Exercise description: I would like the records restated word for word, without the pictures.

Records for this exercise:

((

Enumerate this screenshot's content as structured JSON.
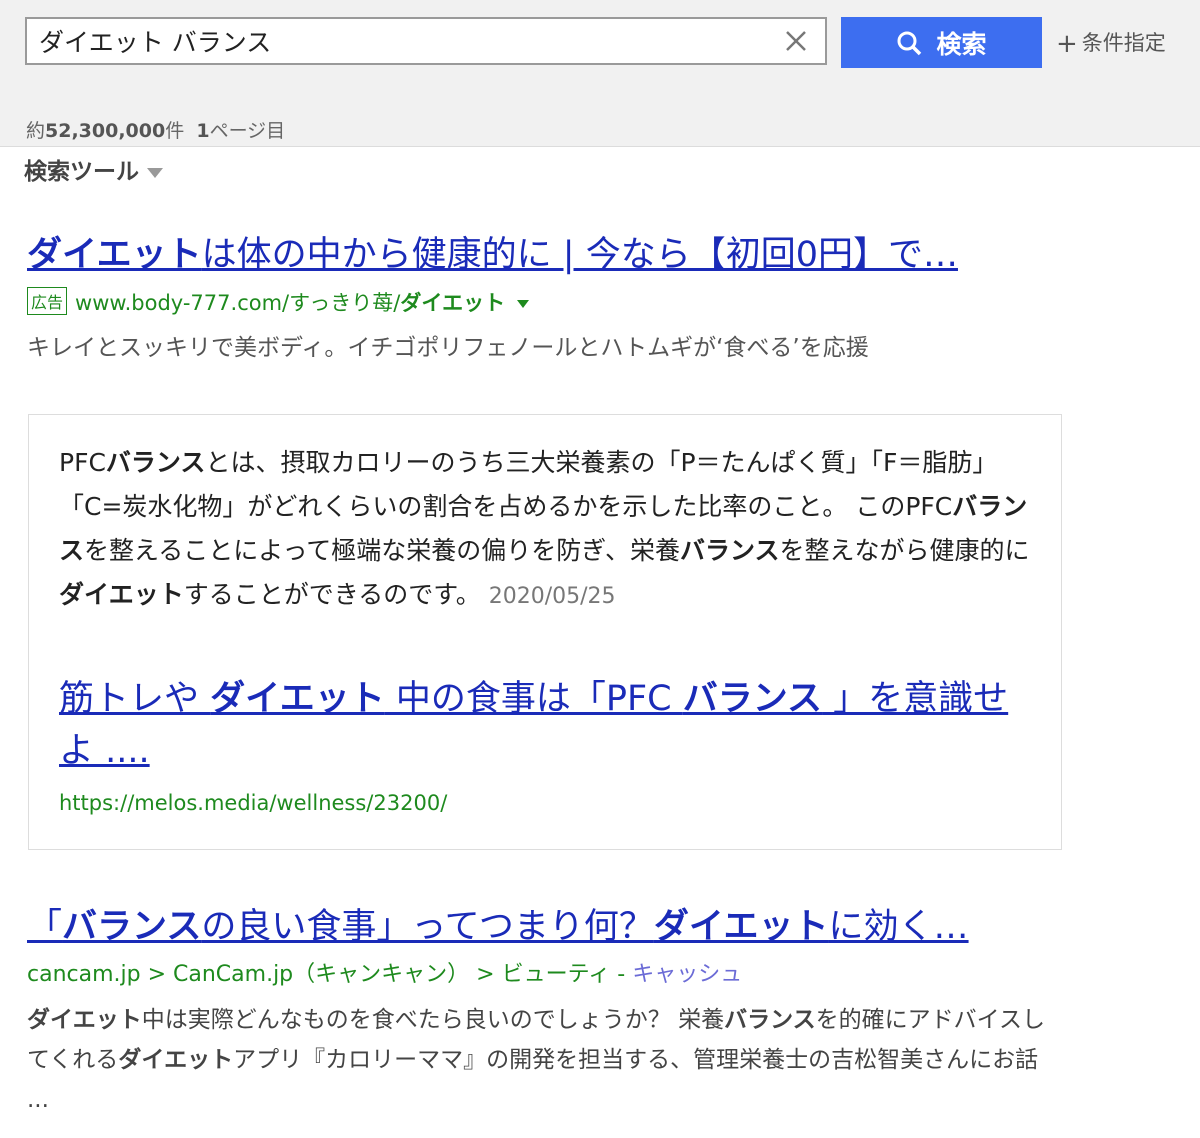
{
  "search": {
    "query": "ダイエット バランス",
    "button_label": "検索",
    "condition_label": "条件指定"
  },
  "stats": {
    "prefix": "約",
    "count": "52,300,000",
    "suffix": "件",
    "page_number": "1",
    "page_suffix": "ページ目"
  },
  "tools": {
    "label": "検索ツール"
  },
  "ad": {
    "title_parts": [
      "ダイエット",
      "は体の中から健康的に | 今なら【初回0円】で…"
    ],
    "badge": "広告",
    "url_prefix": "www.body-777.com/すっきり苺/",
    "url_bold": "ダイエット",
    "description": "キレイとスッキリで美ボディ。イチゴポリフェノールとハトムギが‘食べる’を応援"
  },
  "featured": {
    "text_parts": [
      "PFC",
      "バランス",
      "とは、摂取カロリーのうち三大栄養素の「P＝たんぱく質」「F＝脂肪」「C=炭水化物」がどれくらいの割合を占めるかを示した比率のこと。 このPFC",
      "バランス",
      "を整えることによって極端な栄養の偏りを防ぎ、栄養",
      "バランス",
      "を整えながら健康的に",
      "ダイエット",
      "することができるのです。"
    ],
    "date": "2020/05/25",
    "link_parts": [
      "筋トレや ",
      "ダイエット",
      " 中の食事は「PFC ",
      "バランス",
      " 」を意識せよ ...."
    ],
    "url": "https://melos.media/wellness/23200/"
  },
  "result2": {
    "title_parts": [
      "「",
      "バランス",
      "の良い食事」ってつまり何？",
      "ダイエット",
      "に効く…"
    ],
    "breadcrumb": "cancam.jp > CanCam.jp（キャンキャン） > ビューティ",
    "cache_label": "キャッシュ",
    "desc_parts": [
      "ダイエット",
      "中は実際どんなものを食べたら良いのでしょうか？ 栄養",
      "バランス",
      "を的確にアドバイスしてくれる",
      "ダイエット",
      "アプリ『カロリーママ』の開発を担当する、管理栄養士の吉松智美さんにお話 ..."
    ]
  },
  "colors": {
    "link": "#1a2bb8",
    "url_green": "#1e8a1e",
    "search_button": "#3d6ef0"
  },
  "icons": [
    "close-icon",
    "search-icon",
    "plus-icon",
    "caret-down-icon"
  ]
}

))

Output for this exercise:
Enumerate this screenshot's content as structured JSON.
{
  "search": {
    "query": "ダイエット バランス",
    "button_label": "検索",
    "condition_label": "条件指定"
  },
  "stats": {
    "prefix": "約",
    "count": "52,300,000",
    "suffix": "件",
    "page_number": "1",
    "page_suffix": "ページ目"
  },
  "tools": {
    "label": "検索ツール"
  },
  "ad": {
    "title_parts": [
      "ダイエット",
      "は体の中から健康的に | 今なら【初回0円】で…"
    ],
    "badge": "広告",
    "url_prefix": "www.body-777.com/すっきり苺/",
    "url_bold": "ダイエット",
    "description": "キレイとスッキリで美ボディ。イチゴポリフェノールとハトムギが‘食べる’を応援"
  },
  "featured": {
    "text_parts": [
      "PFC",
      "バランス",
      "とは、摂取カロリーのうち三大栄養素の「P＝たんぱく質」「F＝脂肪」「C=炭水化物」がどれくらいの割合を占めるかを示した比率のこと。 このPFC",
      "バランス",
      "を整えることによって極端な栄養の偏りを防ぎ、栄養",
      "バランス",
      "を整えながら健康的に",
      "ダイエット",
      "することができるのです。"
    ],
    "date": "2020/05/25",
    "link_parts": [
      "筋トレや ",
      "ダイエット",
      " 中の食事は「PFC ",
      "バランス",
      " 」を意識せよ ...."
    ],
    "url": "https://melos.media/wellness/23200/"
  },
  "result2": {
    "title_parts": [
      "「",
      "バランス",
      "の良い食事」ってつまり何？",
      "ダイエット",
      "に効く…"
    ],
    "breadcrumb": "cancam.jp > CanCam.jp（キャンキャン） > ビューティ",
    "cache_label": "キャッシュ",
    "desc_parts": [
      "ダイエット",
      "中は実際どんなものを食べたら良いのでしょうか？ 栄養",
      "バランス",
      "を的確にアドバイスしてくれる",
      "ダイエット",
      "アプリ『カロリーママ』の開発を担当する、管理栄養士の吉松智美さんにお話 ..."
    ]
  },
  "colors": {
    "link": "#1a2bb8",
    "url_green": "#1e8a1e",
    "search_button": "#3d6ef0"
  },
  "icons": [
    "close-icon",
    "search-icon",
    "plus-icon",
    "caret-down-icon"
  ]
}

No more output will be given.